Lighten Up, Mrs. Travers
Earlier this year, in Captain Phillips, Tom Hanks gave one of his best performances, displaying a rare vulnerability and in the process reminding us why he is one of our best actors. But in Saving Mr. Banks, he’s returned to what he’s well known for: Charming our socks off with little effort. It can’t help but feel like a more subpar performance. Here, as Uncle Walt Disney, his mission is to buy the rights to Mary Poppins from its author, P.L. Travers (Emma Thompson). The Poppins movie, of course, is one of the most joyful cinematic experiences of all time. But Travers was a tough cookie who had no interest in giving her beloved character to Mr. Disney just so he could turn it into some silly animated musical.
If only Banks had a bit more of the charm that Hanks (and Poppins) has. Travers is portrayed here as such a dour stick in the mud that on multiple occasions, you just want to grab her by the arms and tell her to lighten up. Many of her fits are meant to be comical, such as her resistance to the made-up words Bob and Dick Sherman (B.J. Novak and Jason Schwartzman) come up with as song lyrics, but nearly all of it is unfunny. It’s not that I wanted a more conventional film showing how Disney melts Travers’ cold heart. It’s just that while Banks makes you want to run home and pop in the Poppins DVD, it doesn’t exactly make you feel much sympathy or respect for her creator.
I’m giving this one a C+.
The first is a quirky film about a man (Bruce Dern, excellent) who thinks he’s won a million dollars from a Publishers Clearing House–type company, and the son (Will Forte) who begrudgingly goes with him to collect the winnings, even though he knows his dad didn’t win squat. Life lessons are learned along the way, insults are slung (mostly by the hysterical June Squibb), and it’s all captured in gorgeous black and white photography. The role is a career-capper for Dern, who’s assured of an Oscar nomination; don’t be surprised if MacGruber gets one too.
The second is the true story of a homophobic Texan (Matthew McConaughey, never better) who is diagnosed as H.I.V.-positive and begins to sell illegal drugs to fellow patients, including a transsexual named Rayon (Jared Leto). See this one for the performances as well.

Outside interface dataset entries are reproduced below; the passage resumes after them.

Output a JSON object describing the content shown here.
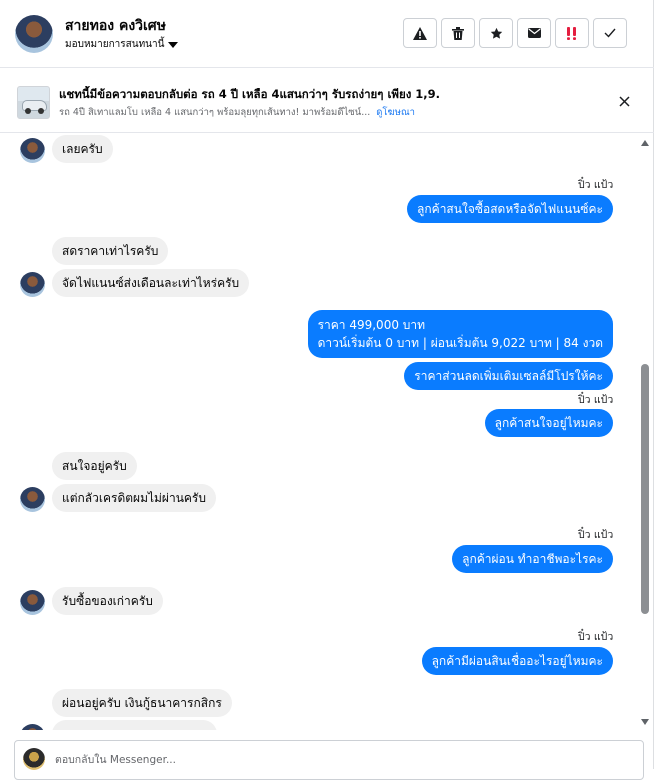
{
  "header": {
    "contact_name": "สายทอง คงวิเศษ",
    "assign_label": "มอบหมายการสนทนานี้",
    "toolbar_icons": [
      "alert-icon",
      "trash-icon",
      "star-icon",
      "envelope-icon",
      "spam-icon",
      "check-icon"
    ]
  },
  "banner": {
    "title": "แชทนี้มีข้อความตอบกลับต่อ รถ 4 ปี เหลือ 4แสนกว่าๆ รับรถง่ายๆ เพียง 1,9...",
    "subtitle": "รถ 4ปี สิเทาแลมโบ เหลือ 4 แสนกว่าๆ พร้อมลุยทุกเส้นทาง! มาพร้อมดีไซน์...",
    "link": "ดูโฆษณา"
  },
  "messages": {
    "m1": "เลยครับ",
    "s1": "ปิ๋ว แป้ว",
    "m2": "ลูกค้าสนใจซื้อสดหรือจัดไฟแนนซ์คะ",
    "m3": "สดราคาเท่าไรครับ",
    "m4": "จัดไฟแนนซ์ส่งเดือนละเท่าไหร่ครับ",
    "m5_line1": "ราคา 499,000 บาท",
    "m5_line2": "ดาวน์เริ่มต้น 0 บาท | ผ่อนเริ่มต้น 9,022 บาท | 84 งวด",
    "m6": "ราคาส่วนลดเพิ่มเติมเซลล์มีโปรให้คะ",
    "s2": "ปิ๋ว แป้ว",
    "m7": "ลูกค้าสนใจอยู่ไหมคะ",
    "m8": "สนใจอยู่ครับ",
    "m9": "แต่กลัวเครดิตผมไม่ผ่านครับ",
    "s3": "ปิ๋ว แป้ว",
    "m10": "ลูกค้าผ่อน  ทำอาชีพอะไรคะ",
    "m11": "รับซื้อของเก่าครับ",
    "s4": "ปิ๋ว แป้ว",
    "m12": "ลูกค้ามีผ่อนสินเชื่ออะไรอยู่ไหมคะ",
    "m13": "ผ่อนอยู่ครับ เงินกู้ธนาคารกสิกร"
  },
  "composer": {
    "placeholder": "ตอบกลับใน Messenger..."
  },
  "colors": {
    "outgoing_bubble": "#0a7cff",
    "incoming_bubble": "#f0f0f0",
    "link": "#1877f2"
  }
}
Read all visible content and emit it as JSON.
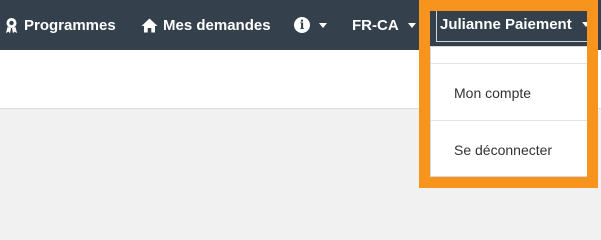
{
  "navbar": {
    "programmes_label": "Programmes",
    "demandes_label": "Mes demandes",
    "info_symbol": "i",
    "language_label": "FR-CA",
    "user_name": "Julianne Paiement"
  },
  "user_menu": {
    "items": [
      {
        "label": "Mon compte"
      },
      {
        "label": "Se déconnecter"
      }
    ]
  },
  "colors": {
    "navbar_bg": "#34404b",
    "highlight": "#f7941d",
    "page_bg": "#f1f1f1"
  },
  "icons": {
    "programmes": "award-icon",
    "demandes": "home-icon",
    "info": "info-icon"
  }
}
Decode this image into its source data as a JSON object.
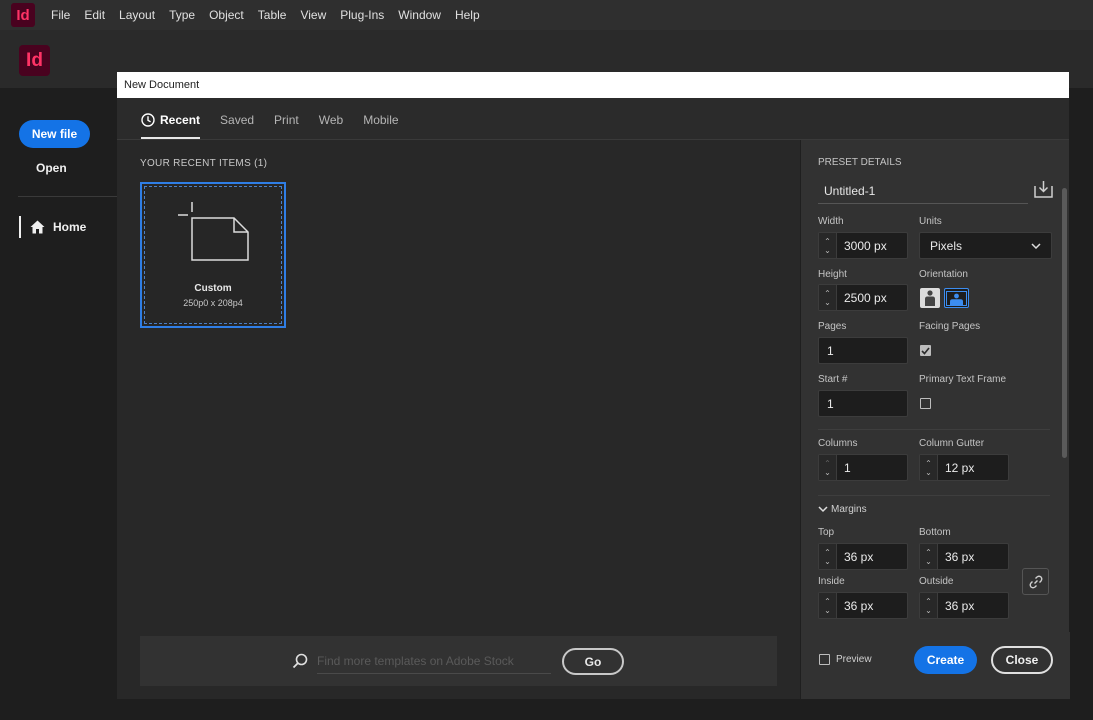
{
  "app": {
    "logo_text": "Id",
    "menu": [
      "File",
      "Edit",
      "Layout",
      "Type",
      "Object",
      "Table",
      "View",
      "Plug-Ins",
      "Window",
      "Help"
    ]
  },
  "home": {
    "logo_text": "Id",
    "new_file_label": "New file",
    "open_label": "Open",
    "home_label": "Home"
  },
  "dialog": {
    "title": "New Document",
    "tabs": [
      "Recent",
      "Saved",
      "Print",
      "Web",
      "Mobile"
    ],
    "active_tab": "Recent",
    "recent_header": "YOUR RECENT ITEMS  (1)",
    "recent_items": [
      {
        "name": "Custom",
        "size": "250p0 x 208p4"
      }
    ],
    "stock": {
      "placeholder": "Find more templates on Adobe Stock",
      "go_label": "Go"
    },
    "preset": {
      "section_label": "PRESET DETAILS",
      "name": "Untitled-1",
      "width_label": "Width",
      "width": "3000 px",
      "units_label": "Units",
      "units": "Pixels",
      "height_label": "Height",
      "height": "2500 px",
      "orientation_label": "Orientation",
      "orientation": "landscape",
      "pages_label": "Pages",
      "pages": "1",
      "facing_pages_label": "Facing Pages",
      "facing_pages": true,
      "start_label": "Start #",
      "start": "1",
      "primary_text_frame_label": "Primary Text Frame",
      "primary_text_frame": false,
      "columns_label": "Columns",
      "columns": "1",
      "column_gutter_label": "Column Gutter",
      "column_gutter": "12 px",
      "margins_label": "Margins",
      "top_label": "Top",
      "top": "36 px",
      "bottom_label": "Bottom",
      "bottom": "36 px",
      "inside_label": "Inside",
      "inside": "36 px",
      "outside_label": "Outside",
      "outside": "36 px"
    },
    "preview_label": "Preview",
    "preview_checked": false,
    "create_label": "Create",
    "close_label": "Close"
  },
  "colors": {
    "accent": "#1473e6",
    "brand": "#ff3366",
    "brand_bg": "#49021f"
  }
}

Jordan Catalano will break your heart.
There are plenty of movies to see right now, so consider this blog post your guide for the next week until the next round of big releases his theaters.
What movies are you looking forward to this holiday season? Share your answer in the comments section below.